All tagged disability consumer
Since launching in early 2017, Zebedee Management has become the UK’s first modelling agency to exclusively represent people with physical and learning disabilities. With clients including luxury womenswear brand Teatum Jones and popular high-street stores like River Island and H&M, they are fast proving that diverse casting is the future. Founded by sisters-in-law Zoe Proctor and Laura Johnson from Sheffield, the idea for their agency arose during a discussion about the severe lack of opportunities for people with disabilities. According to the pair, it was truly “a light bulb moment” while out walking their dogs. In reality, this shared desire to champion diversity was by no means a spur of the moment decision, rather it was a culmination of years working in parallel industries; where Laura is a qualified social worker with a wealth of experience working with vulnerable adults and children, Zoe is a performing arts teacher specialising in teaching people with disabilities.
The role of the CEO in a brand is very important in making conscious transformations in the company. The barriers between CEO and shop floor create dominant social structures in house, which in turn hamper conscious structures of societies.
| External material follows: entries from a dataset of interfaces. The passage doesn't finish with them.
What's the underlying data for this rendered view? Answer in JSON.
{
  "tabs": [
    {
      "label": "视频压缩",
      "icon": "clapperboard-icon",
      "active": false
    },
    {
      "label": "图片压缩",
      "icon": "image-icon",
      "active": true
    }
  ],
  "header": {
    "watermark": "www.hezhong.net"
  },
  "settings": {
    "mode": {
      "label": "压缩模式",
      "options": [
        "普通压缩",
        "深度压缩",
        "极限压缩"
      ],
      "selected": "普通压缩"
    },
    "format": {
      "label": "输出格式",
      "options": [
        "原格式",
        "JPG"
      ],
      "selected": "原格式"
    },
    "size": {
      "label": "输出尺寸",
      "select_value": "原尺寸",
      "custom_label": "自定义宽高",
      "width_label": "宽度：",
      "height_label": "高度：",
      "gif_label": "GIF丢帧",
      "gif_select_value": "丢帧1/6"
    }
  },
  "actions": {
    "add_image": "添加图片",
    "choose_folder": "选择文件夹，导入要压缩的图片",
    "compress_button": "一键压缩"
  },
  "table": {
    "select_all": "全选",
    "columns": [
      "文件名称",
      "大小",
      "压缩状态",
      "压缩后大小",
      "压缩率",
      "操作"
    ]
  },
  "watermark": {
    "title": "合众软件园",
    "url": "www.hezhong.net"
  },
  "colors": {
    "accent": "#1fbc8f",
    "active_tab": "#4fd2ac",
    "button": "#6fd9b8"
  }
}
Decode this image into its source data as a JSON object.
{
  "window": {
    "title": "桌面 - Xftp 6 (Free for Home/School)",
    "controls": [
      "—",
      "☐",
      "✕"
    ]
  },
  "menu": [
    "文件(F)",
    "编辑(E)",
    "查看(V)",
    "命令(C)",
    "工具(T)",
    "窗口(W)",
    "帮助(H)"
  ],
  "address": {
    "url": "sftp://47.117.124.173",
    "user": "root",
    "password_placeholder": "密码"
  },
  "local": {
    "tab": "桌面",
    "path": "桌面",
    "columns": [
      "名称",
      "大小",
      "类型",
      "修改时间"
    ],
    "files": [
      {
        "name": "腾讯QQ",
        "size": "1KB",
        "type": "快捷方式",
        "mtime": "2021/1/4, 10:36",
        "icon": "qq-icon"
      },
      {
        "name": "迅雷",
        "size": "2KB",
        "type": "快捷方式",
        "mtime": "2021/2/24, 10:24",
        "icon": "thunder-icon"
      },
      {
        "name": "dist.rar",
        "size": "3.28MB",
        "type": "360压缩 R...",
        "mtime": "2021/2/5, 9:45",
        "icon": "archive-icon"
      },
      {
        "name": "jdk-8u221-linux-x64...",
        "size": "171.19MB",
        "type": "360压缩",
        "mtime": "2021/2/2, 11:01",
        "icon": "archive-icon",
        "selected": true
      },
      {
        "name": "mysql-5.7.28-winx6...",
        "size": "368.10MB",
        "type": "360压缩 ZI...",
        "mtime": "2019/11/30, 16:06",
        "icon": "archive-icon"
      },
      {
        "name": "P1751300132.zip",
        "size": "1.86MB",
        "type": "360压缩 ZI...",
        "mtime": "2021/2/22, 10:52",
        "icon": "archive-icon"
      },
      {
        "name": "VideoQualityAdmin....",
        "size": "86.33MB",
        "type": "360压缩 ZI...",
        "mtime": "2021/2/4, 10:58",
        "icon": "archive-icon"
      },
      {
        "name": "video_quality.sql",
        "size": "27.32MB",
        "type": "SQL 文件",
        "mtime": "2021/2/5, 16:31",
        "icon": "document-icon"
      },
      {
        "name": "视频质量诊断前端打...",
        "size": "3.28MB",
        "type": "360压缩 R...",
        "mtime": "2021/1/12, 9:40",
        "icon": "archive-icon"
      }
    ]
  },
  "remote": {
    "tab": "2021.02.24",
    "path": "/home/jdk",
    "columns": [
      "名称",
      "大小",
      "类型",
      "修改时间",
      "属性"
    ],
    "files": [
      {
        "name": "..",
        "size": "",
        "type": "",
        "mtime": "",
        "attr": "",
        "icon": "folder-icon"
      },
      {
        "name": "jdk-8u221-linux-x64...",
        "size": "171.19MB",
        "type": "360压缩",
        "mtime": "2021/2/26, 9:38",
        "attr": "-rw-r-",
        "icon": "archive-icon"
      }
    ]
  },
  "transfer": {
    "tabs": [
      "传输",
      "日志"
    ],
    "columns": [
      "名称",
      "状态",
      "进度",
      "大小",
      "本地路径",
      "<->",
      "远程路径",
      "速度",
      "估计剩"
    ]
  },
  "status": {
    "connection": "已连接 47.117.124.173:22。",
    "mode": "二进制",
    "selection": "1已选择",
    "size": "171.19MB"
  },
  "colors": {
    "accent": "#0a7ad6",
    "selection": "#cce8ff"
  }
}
Communication barriers and no personal involvement of the top team with shop floor pushes them to engage in practices that does not support transformative power of the organization in a positive way. All shop floors can hear is the economic growth driven voice of the CEO and they work towards luring customers to spend and consume unconsciously. Although one can argue that brands priorities are in keeping up with trends and current lifestyles of consumers, isn’t there a way they can use it towards transforming lifestyles? While sales driven autonomous corporations and economic growth driven governments think that fostering conspicuous consumers to buy more and more seems like a victory to them, it is not.
The Department for Works and Pensions has announced that it will be recruiting a fashion industry disability champion to address the challenges disabled people encounter as consumers. Coinciding with International Day of Persons with Disabilities last Monday, the Government revealed that there will be six new disability champions across fashion, technology, countryside and heritage, website accessibility, food and drink and product design. These new recruits are set join the existing 14 champions who are currently driving improvements to the accessibility of services in a range of sectors, including banking, music, tourism, leisure and media.
One in five people in the UK has a form of disability or impairment, and collectively these individuals are recognised as having a spending power of £249 billion. Now known as the ‘purple pound’, this staggering sum of money isn’t entering into the UK economy because of the many physical barriers which prevent those with disabilities from fulfilling their potential as consumers. Research carried out by the disability charity Purple revealed that nearly 50% of disabled shoppers have given up on making a purchase because of poor customer service. The aim of Purple Tuesday, which takes place on 13 November during the pre-Christmas shopping period, is to make retailers more conscious of this untapped consumer group.
Last month Marks & Spencer was hailed as ground-breaking following the launch of its new adaptive clothing range for children with disabilities. The “Adapted for Easy Dressing” line includes everything from trousers and shorts with poppers (instead of zips), T-shirts with soft velcro fastenings at the back of the neck and dresses with discreet pockets for a feeding tube.
Over the past year, the fashion industry has made huge strides to becoming more inclusive, committing itself to represent a wide spectrum of genders, ethnicities and cultures. However, there is one consumer group that remains severely underrepresented- individuals with disabilities. The release of Grazia’s Big Fashion Issue this week aimed to address this exclusion.
Fashion Roundtable is committed to highlighting the lack of disability representation throughout the fashion industry. You might assume this only applies to fashion campaigns which almost exclusively feature able-bodied models, and as a result disregard the aesthetic potential of the disabled body. But in reality, fashion’s poor track record for representing disabilities runs far deeper that the images we see promoted across fashion media.
There are still many logistical barriers facing less-abled individuals, like myself, who want to access fashion but simply cannot due to inadequate provision in retail spaces- this encompasses anything from insufficient staff training, to physical obstacles (such as stairs, no seating, queues and inaccessible clothing rails). A study by the Extra Costs Commission revealed that 75% of disabled customers have left a shop because of poor service or access, and that UK companies risk losing £420 million a week in sales.
Lottie Jackson explores how AR can help disabled customers.